Tribute to the Millenium
- 2000: 350-Mile Exploratory Trek:
Death Valley to the Mexican Border
A test of Will -
Adventures survive 34-day, 365 mile trek
By Charles F. Bostwick Staff Writer
From The Daily News
Valley adventurers Lee Bergthold, Christine
Bowers and Al Caler are back from a 34-day, 365-mile
trek from Death Valley to the Salton Sea.
On the way they
encountered thirst, hunger, bruised and blistered
feet, sand dunes, rocky ravines -- even a fox
that invaded their campsite one dinnertime to
chew up gear and steal a glove, and a lunar
eclipse that covered the moon they were using to
see and navigate.
The trip wasn't a
casual backpacking vacation.
Antelope Valley College assistant professor of
photography who has hiked mountains and deserts
for 50 years, lost 25 pounds. Caler, 61, a
Palmdale resident who was just back from the
Brooks Range in Alaska and has hiked with
Bergthold for 15 years, was similarly emaciated.
"We would be
under way by six. We would go until after dark,
when we couldn't see anymore," said
On their longest
day they hiked 25 miles, on two cups of water
each. They were out of water and the nearest
place to get it was the desert town of Baker,
nightfall they reached the home of a man who sold
ice. He came out and turned a spigot on for them,
and they camped outside the wall of the school
office on the outskirts of town.
legs were cramping and buckling if I stopped, so
the best thing to do was not to stop,"
Bowers, a 36-year-old photo lab aide and student
at Antelope Valley College, said of that day.
Before getting out
of Death Valley National Park, they fell behind
their schedule by getting into a canyon that
ended in a waterfall they couldn't get around.

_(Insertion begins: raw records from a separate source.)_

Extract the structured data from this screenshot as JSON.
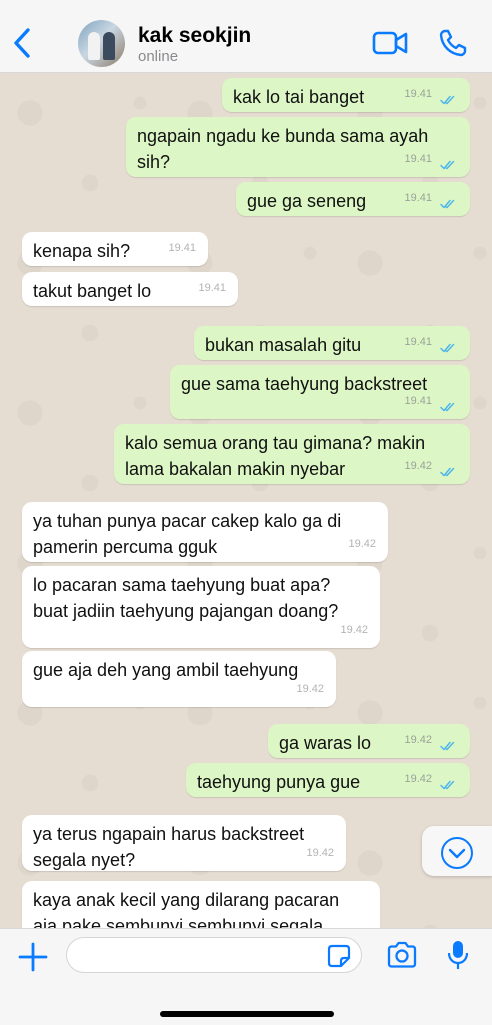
{
  "header": {
    "contact_name": "kak seokjin",
    "status": "online"
  },
  "messages": [
    {
      "dir": "out",
      "lines": [
        "kak lo tai banget"
      ],
      "time": "19.41",
      "read": true
    },
    {
      "dir": "out",
      "lines": [
        "ngapain ngadu ke bunda sama ayah",
        "sih?"
      ],
      "time": "19.41",
      "read": true
    },
    {
      "dir": "out",
      "lines": [
        "gue ga seneng"
      ],
      "time": "19.41",
      "read": true
    },
    {
      "dir": "in",
      "lines": [
        "kenapa sih?"
      ],
      "time": "19.41"
    },
    {
      "dir": "in",
      "lines": [
        "takut banget lo"
      ],
      "time": "19.41"
    },
    {
      "dir": "out",
      "lines": [
        "bukan masalah gitu"
      ],
      "time": "19.41",
      "read": true
    },
    {
      "dir": "out",
      "lines": [
        "gue sama taehyung backstreet"
      ],
      "time": "19.41",
      "read": true
    },
    {
      "dir": "out",
      "lines": [
        "kalo semua orang tau gimana? makin",
        "lama bakalan makin nyebar"
      ],
      "time": "19.42",
      "read": true
    },
    {
      "dir": "in",
      "lines": [
        "ya tuhan punya pacar cakep kalo ga di",
        "pamerin percuma gguk"
      ],
      "time": "19.42"
    },
    {
      "dir": "in",
      "lines": [
        "lo pacaran sama taehyung buat apa?",
        "buat jadiin taehyung pajangan doang?"
      ],
      "time": "19.42"
    },
    {
      "dir": "in",
      "lines": [
        "gue aja deh yang ambil taehyung"
      ],
      "time": "19.42"
    },
    {
      "dir": "out",
      "lines": [
        "ga waras lo"
      ],
      "time": "19.42",
      "read": true
    },
    {
      "dir": "out",
      "lines": [
        "taehyung punya gue"
      ],
      "time": "19.42",
      "read": true
    },
    {
      "dir": "in",
      "lines": [
        "ya terus ngapain harus backstreet",
        "segala nyet?"
      ],
      "time": "19.42"
    },
    {
      "dir": "in",
      "lines": [
        "kaya anak kecil yang dilarang pacaran",
        "aja pake sembunyi sembunyi segala"
      ],
      "time": ""
    }
  ],
  "composer": {
    "placeholder": ""
  },
  "colors": {
    "accent": "#0a7aff",
    "outgoing_bubble": "#dcf7c5",
    "incoming_bubble": "#ffffff",
    "read_ticks": "#4fb6ec",
    "chat_background": "#e6ddd2"
  },
  "icons": [
    "back-chevron-icon",
    "video-call-icon",
    "phone-icon",
    "chevron-down-icon",
    "plus-icon",
    "sticker-icon",
    "camera-icon",
    "microphone-icon"
  ]
}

So
Also in Death
Valley, they encountered the cave of a mountain
lion -- containing the bones of two bighorn sheep.
Toward the end,
they were pushing for 15 or 18 or 20 miles a day,

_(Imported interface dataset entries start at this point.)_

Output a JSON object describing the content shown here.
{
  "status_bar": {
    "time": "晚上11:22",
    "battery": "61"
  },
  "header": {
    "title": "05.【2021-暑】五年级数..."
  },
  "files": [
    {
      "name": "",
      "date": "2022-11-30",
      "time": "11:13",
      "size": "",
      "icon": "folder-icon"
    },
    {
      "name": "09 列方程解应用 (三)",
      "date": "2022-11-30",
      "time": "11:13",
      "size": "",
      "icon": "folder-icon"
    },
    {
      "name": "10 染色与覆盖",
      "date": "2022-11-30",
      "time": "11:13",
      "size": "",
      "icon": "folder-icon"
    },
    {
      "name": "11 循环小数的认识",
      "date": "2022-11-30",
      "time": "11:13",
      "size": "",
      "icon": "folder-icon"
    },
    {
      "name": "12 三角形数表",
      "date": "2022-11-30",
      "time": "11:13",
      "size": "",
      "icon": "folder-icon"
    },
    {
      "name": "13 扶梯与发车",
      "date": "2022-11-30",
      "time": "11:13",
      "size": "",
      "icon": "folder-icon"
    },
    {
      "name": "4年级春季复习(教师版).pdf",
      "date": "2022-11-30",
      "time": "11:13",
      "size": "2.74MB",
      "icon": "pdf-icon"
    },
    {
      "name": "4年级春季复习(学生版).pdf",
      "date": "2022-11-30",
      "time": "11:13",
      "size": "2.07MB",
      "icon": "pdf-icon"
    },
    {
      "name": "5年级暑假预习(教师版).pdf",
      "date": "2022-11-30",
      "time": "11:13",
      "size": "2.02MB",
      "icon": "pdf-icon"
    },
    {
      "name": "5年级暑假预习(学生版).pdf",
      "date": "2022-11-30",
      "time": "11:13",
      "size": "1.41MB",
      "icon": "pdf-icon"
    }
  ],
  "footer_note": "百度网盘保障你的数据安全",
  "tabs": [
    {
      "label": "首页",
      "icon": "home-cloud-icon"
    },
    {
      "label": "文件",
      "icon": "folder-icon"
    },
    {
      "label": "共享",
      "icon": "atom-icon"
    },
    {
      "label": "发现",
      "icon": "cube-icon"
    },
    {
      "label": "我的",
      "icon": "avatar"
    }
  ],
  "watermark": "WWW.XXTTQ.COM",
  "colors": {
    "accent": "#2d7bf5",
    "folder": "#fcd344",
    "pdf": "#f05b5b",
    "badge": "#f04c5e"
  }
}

walking until after sunset, then eating dinner,
then setting off again under the full moon.
One of those
nights, four days before they reached the Salton
Sea, was the lunar eclipse, which they mistook
for clouds covering the moon.
"It was pitch
black," Bergthold said.
They ended up walking in a circle back toward 29
Palms. They discovered their mistake when they
saw a vehicle in the distance and it turned out
to be a motor home towing a boat.
They had a self-imposed
deadline because Bergthold was due back Jan. 25
to teach his first class of the spring semester
at Antelope Valley College. Bowers had a class
Jan. 24 that she missed.
Friends often wish
Bowers a good time when she leaves on treks, or
ask her whether she had fun when she gets back.
"I tell them
over and over, it's not a vacation, it's not a
picnic," she said last week. "In fact,
I need a vacation now. So why do it?
It's partly the opportunity for photography, she
said. And it's partly a challenge to herself.
"It forces me
to stay out there and deal with whatever comes
up," Bowers said. "It's what I call a
mental discipline for myself. Sure, it's very,
very physical, but without mental discipline you
wouldn't make it."
Photos Covered by International Copyright Law.